The Input

The following is an example program input:

[x, y]

EXISTS [z] [[-2, 2]] [ x^2+y^2+z^2<=1 /\ y>=x^2 ];

[[-2,2], [-2,2]]

EXISTS [z] [[-2, 2]] [ x^2+y^2+z^2<=1 /\ y>=x^2 ];

[[-2,2], [-2,2]]

The three elements represent the following objects:

- the variables that span the solution space (i.e., free variables),
- the quantified constraint ∃z ∈ [-2,2][x
^{2}+ y^{2}+ z^{2}≤ 1 ∧ y ≥ x^{2}], - a box (i.e., Cartesian product of closed intervals) of the same dimension as the free variables.

In general, the representation of the input constraint can contain the following symbols:

- Quantifiers:
- FORALL, EXISTS
- Connectives:
- \ /, / \ , ==>
- Predicates:
- <, <=, >, >=
- Function Symbols:
- *, +, , SIN, COS, EXP, ASIN, ACOS, ATAN, LOG
- Constants:
- floating point numbers, PI, E
- Variables:
- lowercase alphanumeric strings starting with a letter

All binary symbols are infix, and all other prefix. One can use parenthesis for the term structure and brackets for the logical structure. Quantifiers have three arguments:

- a list of quantified variables,
- a floating point bounding box on these variables, and
- the quantified constraint.

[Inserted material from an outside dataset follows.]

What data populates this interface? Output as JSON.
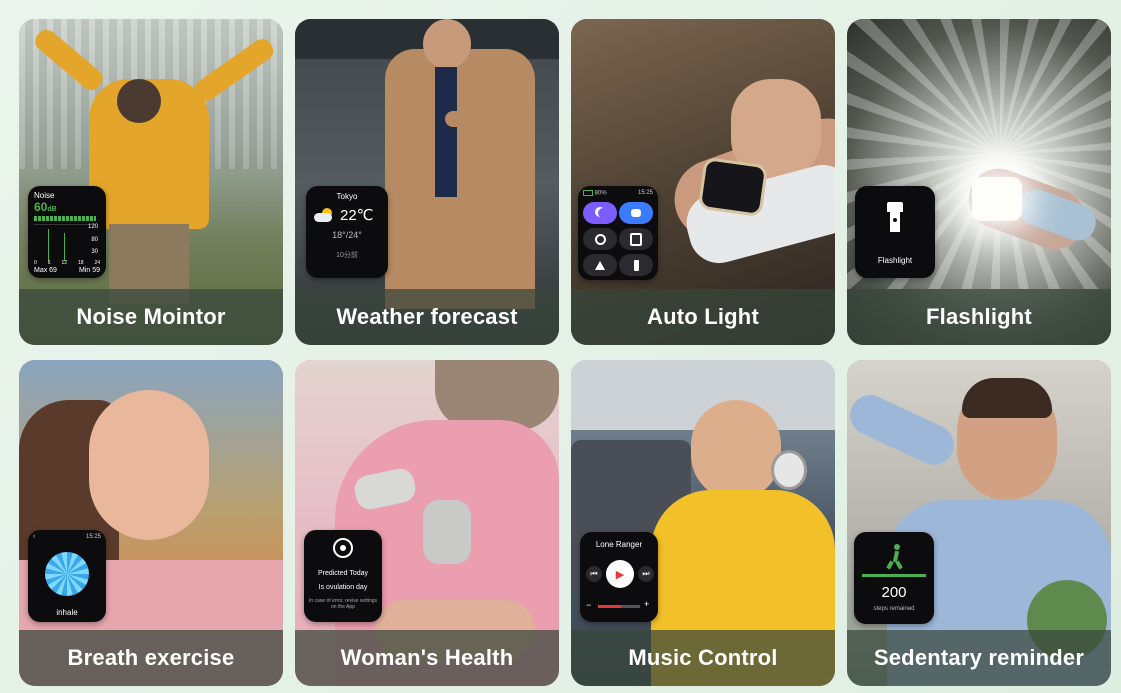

Note that quantifiers bind stronger than connectives. Hence the input

EXISTS [x] [[ 1,3 ]] x>0 /\ x<2;

will result in the error message that the variable x cannot be found. Using brackets, arriving at

EXISTS [x] [[ 1,3 ]] [ x>0 /\ x<2 ];

solves the problem.

Although the software also allows equality predicates = it currently is not able to deduce positive information for them. Work on constraints with equalities is in progress.

Trigonometric functions expect their input in radians.